──────── SOURCE MATERIAL
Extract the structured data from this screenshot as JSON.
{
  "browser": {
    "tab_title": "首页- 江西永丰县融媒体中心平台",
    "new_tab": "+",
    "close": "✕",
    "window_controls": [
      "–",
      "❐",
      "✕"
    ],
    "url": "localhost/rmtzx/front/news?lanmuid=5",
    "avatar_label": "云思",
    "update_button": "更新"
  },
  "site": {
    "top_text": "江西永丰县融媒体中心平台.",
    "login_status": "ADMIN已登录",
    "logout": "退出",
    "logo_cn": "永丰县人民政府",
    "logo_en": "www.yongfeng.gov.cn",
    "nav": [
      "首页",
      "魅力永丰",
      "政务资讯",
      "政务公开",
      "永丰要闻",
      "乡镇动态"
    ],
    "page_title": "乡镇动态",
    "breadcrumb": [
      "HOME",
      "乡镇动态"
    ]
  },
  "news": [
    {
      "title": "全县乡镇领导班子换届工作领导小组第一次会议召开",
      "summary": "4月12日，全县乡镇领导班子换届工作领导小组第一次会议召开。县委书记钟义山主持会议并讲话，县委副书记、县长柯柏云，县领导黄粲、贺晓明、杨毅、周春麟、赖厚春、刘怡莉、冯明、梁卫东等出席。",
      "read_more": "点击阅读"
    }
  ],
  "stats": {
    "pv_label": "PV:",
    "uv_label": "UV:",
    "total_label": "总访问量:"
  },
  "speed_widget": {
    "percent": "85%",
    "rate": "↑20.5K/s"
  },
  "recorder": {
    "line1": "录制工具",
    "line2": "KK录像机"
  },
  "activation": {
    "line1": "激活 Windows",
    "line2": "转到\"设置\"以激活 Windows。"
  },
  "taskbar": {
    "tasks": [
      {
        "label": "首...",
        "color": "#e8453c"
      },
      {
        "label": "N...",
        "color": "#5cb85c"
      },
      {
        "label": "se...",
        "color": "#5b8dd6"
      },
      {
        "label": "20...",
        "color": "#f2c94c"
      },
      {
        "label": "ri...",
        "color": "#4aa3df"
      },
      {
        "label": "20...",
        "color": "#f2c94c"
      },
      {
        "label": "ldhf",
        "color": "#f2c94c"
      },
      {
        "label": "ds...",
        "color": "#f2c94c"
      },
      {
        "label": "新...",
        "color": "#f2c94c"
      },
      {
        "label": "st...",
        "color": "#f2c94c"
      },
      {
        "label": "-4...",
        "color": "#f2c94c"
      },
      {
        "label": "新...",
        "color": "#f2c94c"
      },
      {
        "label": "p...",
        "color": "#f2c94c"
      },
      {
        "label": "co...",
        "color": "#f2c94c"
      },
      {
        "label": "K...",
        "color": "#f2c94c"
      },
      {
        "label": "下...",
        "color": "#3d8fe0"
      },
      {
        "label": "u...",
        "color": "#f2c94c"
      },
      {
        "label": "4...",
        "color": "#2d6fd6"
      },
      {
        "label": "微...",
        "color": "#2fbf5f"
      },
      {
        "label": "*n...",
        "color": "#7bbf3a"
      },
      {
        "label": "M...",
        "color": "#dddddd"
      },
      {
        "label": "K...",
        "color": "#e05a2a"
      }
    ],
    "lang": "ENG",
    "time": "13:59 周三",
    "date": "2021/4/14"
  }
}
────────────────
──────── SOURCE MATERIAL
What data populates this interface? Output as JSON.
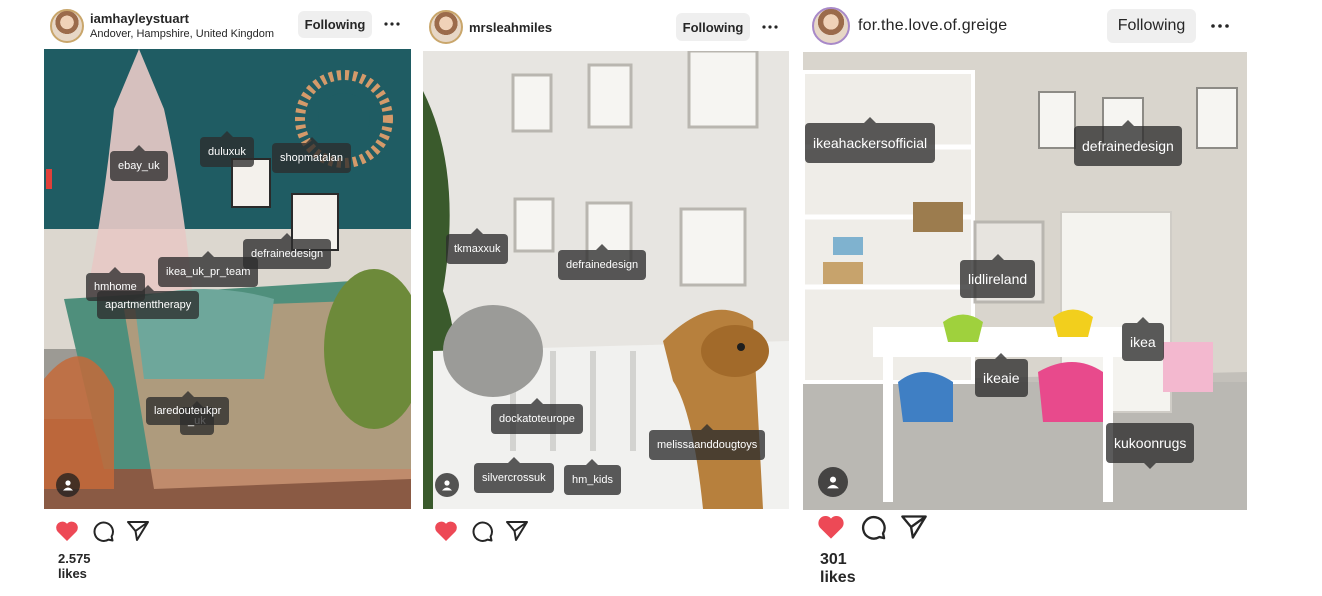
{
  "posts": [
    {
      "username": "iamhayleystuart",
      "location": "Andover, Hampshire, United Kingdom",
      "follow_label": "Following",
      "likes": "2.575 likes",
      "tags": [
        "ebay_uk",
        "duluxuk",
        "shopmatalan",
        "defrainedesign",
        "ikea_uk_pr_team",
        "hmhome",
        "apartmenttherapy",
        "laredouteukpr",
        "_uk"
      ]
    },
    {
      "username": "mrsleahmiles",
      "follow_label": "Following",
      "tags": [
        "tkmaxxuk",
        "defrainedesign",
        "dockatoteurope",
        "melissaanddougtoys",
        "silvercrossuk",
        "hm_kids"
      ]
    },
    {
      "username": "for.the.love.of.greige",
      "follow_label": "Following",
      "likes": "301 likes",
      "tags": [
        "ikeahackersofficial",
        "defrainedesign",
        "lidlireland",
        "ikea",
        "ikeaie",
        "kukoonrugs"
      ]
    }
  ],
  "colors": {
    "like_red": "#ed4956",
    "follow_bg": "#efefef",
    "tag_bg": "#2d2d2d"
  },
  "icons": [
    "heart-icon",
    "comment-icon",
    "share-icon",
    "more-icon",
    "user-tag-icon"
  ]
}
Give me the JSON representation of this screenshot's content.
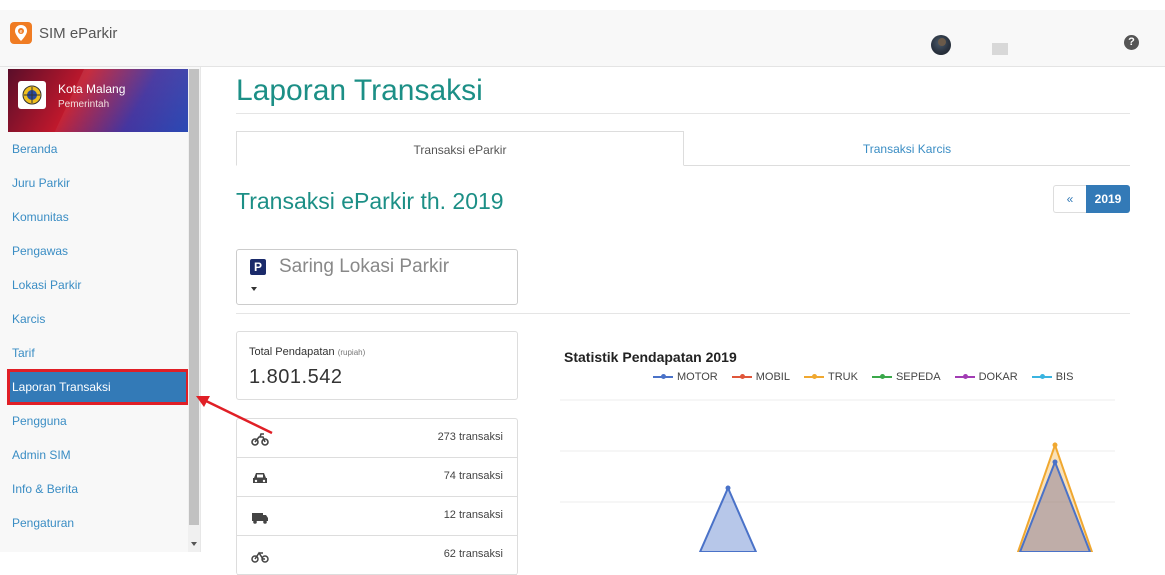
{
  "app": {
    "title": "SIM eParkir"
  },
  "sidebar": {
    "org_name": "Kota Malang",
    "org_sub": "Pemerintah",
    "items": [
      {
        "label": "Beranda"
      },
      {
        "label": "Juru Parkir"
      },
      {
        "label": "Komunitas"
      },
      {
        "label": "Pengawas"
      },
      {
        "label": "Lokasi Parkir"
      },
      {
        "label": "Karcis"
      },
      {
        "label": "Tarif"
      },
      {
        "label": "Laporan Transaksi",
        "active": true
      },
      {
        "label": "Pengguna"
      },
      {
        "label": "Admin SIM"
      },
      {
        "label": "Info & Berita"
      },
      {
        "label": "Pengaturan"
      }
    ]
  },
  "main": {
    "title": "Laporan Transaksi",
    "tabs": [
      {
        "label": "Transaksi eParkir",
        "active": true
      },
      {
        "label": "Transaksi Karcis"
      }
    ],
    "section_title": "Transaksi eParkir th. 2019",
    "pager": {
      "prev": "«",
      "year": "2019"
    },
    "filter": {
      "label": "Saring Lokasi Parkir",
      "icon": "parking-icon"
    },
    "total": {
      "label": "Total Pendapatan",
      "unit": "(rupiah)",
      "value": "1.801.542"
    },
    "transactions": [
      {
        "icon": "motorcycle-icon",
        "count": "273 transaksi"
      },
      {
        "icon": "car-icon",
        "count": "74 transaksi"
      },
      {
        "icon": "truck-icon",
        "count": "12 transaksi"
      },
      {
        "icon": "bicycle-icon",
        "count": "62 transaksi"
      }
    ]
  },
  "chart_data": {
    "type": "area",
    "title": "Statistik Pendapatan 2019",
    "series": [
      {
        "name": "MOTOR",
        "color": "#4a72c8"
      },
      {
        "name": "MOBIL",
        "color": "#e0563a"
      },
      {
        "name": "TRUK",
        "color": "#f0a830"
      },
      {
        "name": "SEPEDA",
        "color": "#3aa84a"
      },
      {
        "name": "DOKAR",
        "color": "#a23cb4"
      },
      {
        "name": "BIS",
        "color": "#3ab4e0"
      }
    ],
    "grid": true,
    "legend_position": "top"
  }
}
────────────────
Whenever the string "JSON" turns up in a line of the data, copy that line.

● SOLVED EXERCISE
Extract the structured data from this screenshot as JSON.
What data populates this interface? Output as JSON.
Give me the JSON representation of this screenshot's content.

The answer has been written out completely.